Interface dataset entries
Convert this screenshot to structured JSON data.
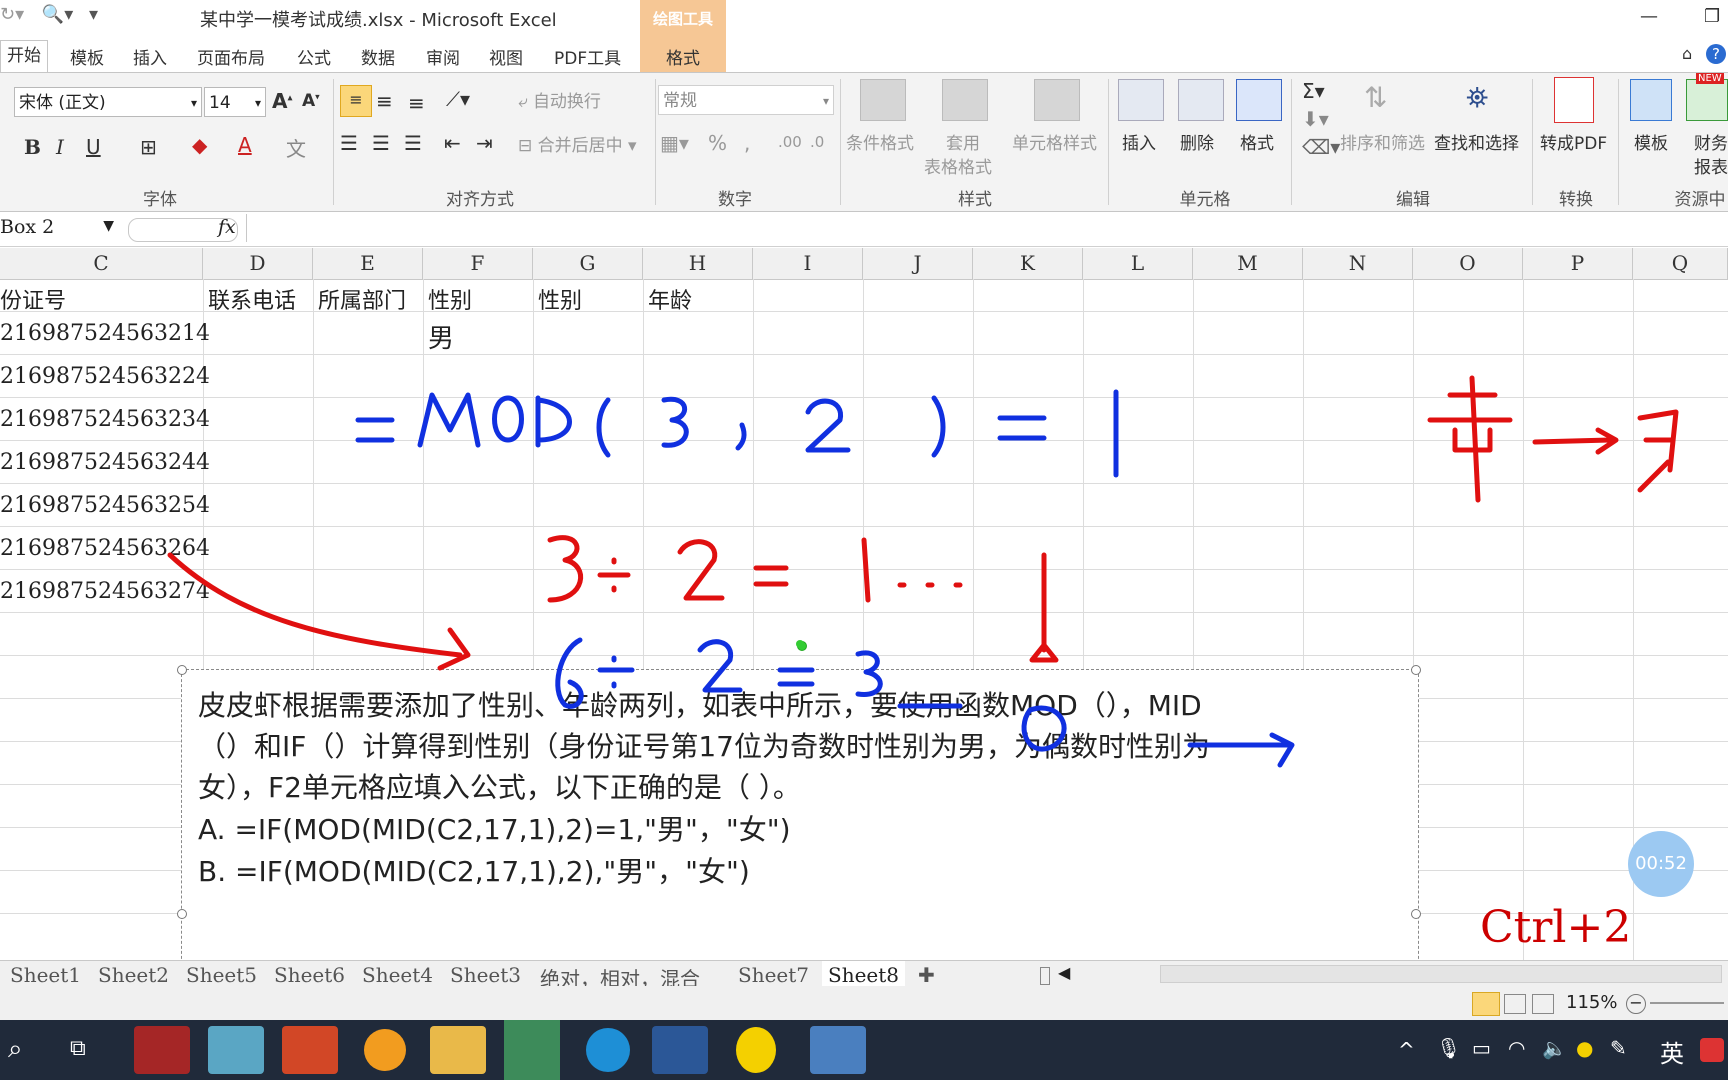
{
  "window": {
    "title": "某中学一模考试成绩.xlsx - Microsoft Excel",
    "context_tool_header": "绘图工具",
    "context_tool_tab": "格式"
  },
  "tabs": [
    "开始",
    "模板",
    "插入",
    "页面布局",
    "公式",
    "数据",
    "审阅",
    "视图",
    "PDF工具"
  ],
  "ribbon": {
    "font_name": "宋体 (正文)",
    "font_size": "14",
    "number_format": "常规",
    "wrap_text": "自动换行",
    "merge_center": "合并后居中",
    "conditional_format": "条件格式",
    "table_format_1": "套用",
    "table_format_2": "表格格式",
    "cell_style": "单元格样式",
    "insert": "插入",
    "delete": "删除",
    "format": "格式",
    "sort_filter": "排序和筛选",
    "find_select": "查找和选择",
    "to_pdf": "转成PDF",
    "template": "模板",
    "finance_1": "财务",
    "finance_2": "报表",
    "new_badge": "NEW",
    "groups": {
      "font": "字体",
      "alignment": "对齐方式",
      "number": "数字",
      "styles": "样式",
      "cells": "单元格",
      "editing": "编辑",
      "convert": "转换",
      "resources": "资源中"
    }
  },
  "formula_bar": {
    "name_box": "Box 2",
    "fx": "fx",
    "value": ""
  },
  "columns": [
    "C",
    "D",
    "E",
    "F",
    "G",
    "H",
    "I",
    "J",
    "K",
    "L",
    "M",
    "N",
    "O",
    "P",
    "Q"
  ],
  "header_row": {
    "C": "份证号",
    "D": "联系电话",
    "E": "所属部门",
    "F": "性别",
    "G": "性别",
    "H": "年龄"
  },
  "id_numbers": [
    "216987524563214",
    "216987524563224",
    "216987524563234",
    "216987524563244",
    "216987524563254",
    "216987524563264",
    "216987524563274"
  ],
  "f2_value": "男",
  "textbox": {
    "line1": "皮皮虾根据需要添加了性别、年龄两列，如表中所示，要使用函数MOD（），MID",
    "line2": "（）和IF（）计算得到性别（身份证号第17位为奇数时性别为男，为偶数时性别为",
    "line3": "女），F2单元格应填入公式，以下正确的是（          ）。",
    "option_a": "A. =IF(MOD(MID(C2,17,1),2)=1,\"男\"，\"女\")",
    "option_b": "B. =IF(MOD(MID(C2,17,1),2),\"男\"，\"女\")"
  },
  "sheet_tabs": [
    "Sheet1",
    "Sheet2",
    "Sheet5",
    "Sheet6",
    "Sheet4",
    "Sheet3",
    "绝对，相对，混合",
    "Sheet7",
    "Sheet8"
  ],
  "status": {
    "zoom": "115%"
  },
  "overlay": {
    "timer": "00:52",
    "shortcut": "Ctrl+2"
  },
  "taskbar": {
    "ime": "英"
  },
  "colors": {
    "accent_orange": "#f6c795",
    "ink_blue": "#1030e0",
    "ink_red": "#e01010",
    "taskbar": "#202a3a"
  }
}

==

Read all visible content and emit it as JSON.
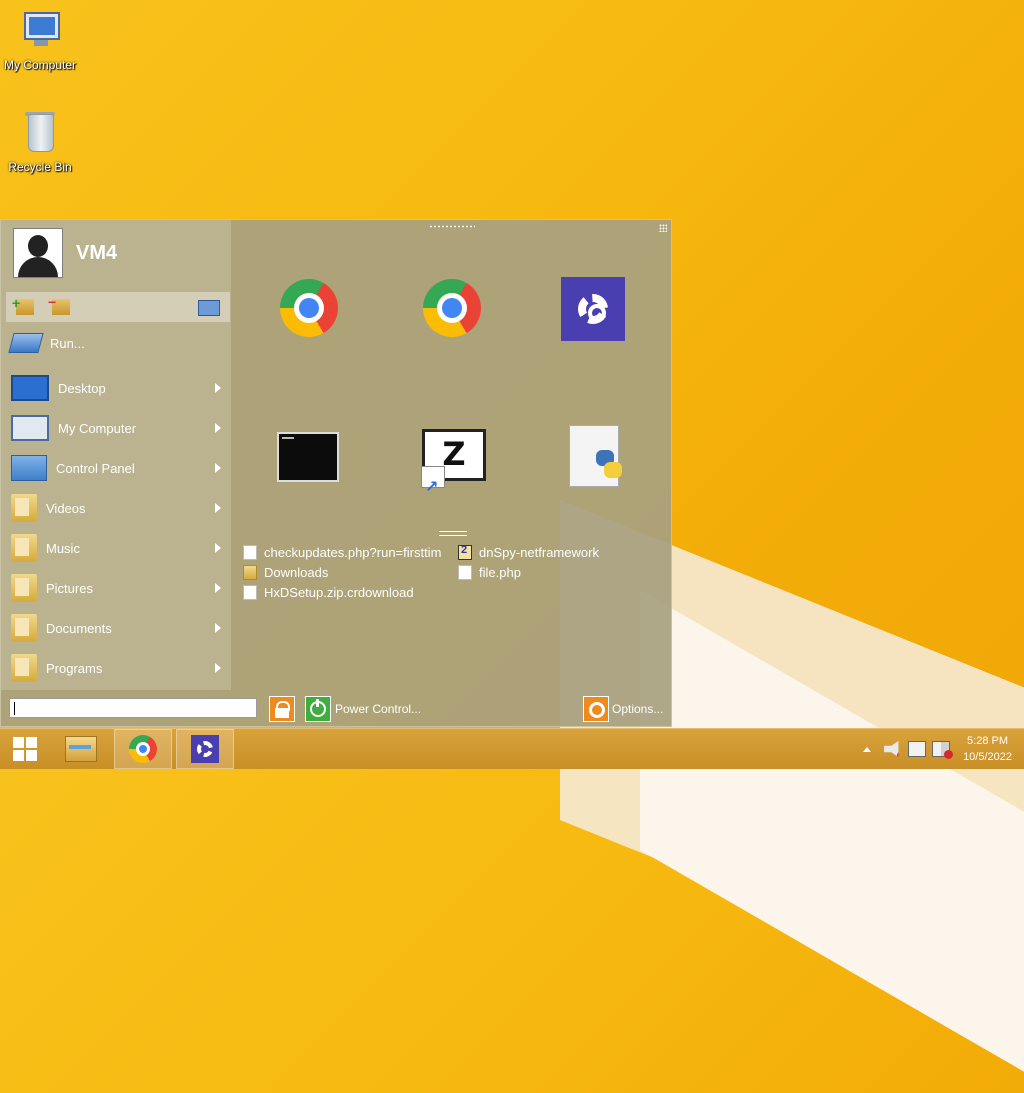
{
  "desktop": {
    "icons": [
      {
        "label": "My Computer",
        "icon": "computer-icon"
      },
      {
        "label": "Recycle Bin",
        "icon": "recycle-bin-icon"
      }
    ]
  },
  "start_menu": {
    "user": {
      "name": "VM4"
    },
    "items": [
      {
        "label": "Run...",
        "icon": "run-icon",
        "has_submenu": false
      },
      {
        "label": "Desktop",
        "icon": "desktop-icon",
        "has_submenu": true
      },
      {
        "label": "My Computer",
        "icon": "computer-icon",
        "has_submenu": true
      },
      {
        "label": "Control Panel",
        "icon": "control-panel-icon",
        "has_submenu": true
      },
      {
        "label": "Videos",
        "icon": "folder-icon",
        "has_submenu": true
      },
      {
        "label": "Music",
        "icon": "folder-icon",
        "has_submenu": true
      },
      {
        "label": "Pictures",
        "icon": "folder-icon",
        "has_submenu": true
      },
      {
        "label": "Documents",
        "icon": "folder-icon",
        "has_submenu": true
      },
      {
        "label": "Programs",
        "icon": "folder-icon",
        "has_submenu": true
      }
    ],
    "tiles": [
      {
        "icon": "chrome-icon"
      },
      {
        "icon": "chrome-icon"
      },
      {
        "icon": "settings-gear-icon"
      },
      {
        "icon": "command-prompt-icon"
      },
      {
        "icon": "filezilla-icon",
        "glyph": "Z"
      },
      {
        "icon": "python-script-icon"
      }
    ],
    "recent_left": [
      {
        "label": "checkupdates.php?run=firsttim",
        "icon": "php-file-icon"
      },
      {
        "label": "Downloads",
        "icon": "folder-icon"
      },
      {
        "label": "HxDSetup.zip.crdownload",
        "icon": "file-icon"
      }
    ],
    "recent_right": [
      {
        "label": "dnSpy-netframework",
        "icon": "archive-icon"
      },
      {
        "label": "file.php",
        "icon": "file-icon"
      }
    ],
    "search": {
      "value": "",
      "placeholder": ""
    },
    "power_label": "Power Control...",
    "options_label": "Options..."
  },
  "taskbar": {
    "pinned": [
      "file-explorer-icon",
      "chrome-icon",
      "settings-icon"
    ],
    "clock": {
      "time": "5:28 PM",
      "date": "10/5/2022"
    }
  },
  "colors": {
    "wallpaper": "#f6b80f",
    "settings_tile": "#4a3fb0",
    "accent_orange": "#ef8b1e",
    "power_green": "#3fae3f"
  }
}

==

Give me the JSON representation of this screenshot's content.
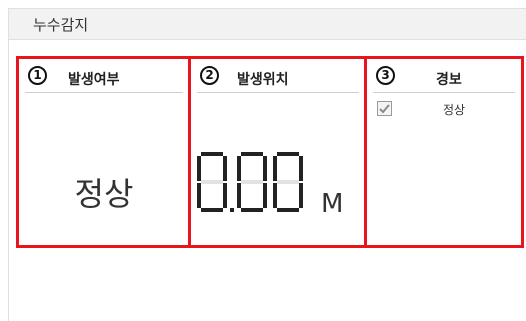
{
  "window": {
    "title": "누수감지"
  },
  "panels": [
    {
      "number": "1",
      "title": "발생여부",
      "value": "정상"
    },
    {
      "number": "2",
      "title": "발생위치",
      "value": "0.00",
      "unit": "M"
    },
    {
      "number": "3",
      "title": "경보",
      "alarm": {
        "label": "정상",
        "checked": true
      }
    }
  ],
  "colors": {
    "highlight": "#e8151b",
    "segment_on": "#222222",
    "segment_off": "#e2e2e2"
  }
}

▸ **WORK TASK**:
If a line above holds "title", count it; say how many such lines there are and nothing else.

▸ **EXERCISE SOLUTION**:
5